## WHAT THE TASK ASKS:
Every line below must come back exactly as it stands, with the images omitted.

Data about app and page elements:
====

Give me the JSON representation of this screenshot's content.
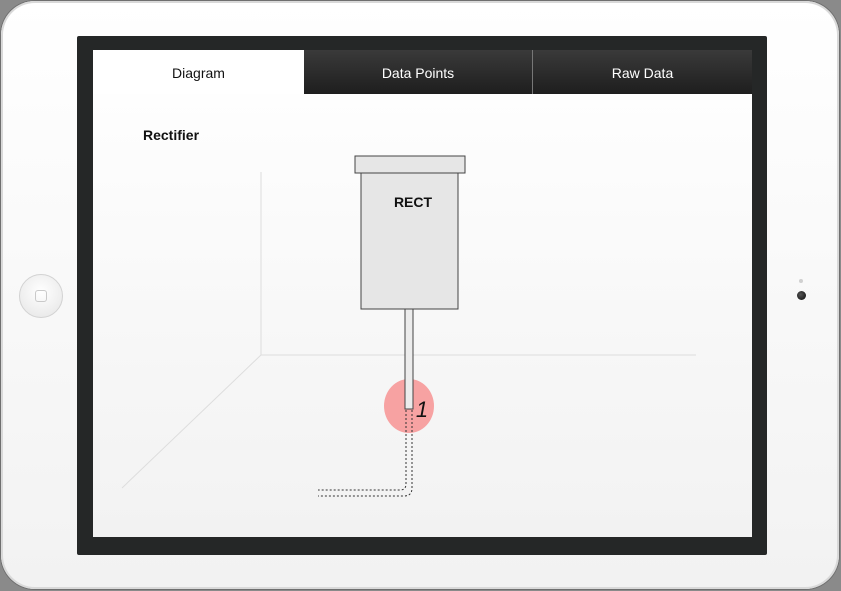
{
  "tabs": [
    {
      "label": "Diagram",
      "active": true
    },
    {
      "label": "Data Points",
      "active": false
    },
    {
      "label": "Raw Data",
      "active": false
    }
  ],
  "diagram": {
    "title": "Rectifier",
    "component_label": "RECT",
    "data_point_label": "1",
    "data_point_color": "#f7a2a2"
  }
}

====

## EXERCISE OUTPUT:
Give me the JSON representation of this screenshot's content.
{
  "tabs": [
    {
      "label": "Diagram",
      "active": true
    },
    {
      "label": "Data Points",
      "active": false
    },
    {
      "label": "Raw Data",
      "active": false
    }
  ],
  "diagram": {
    "title": "Rectifier",
    "component_label": "RECT",
    "data_point_label": "1",
    "data_point_color": "#f7a2a2"
  }
}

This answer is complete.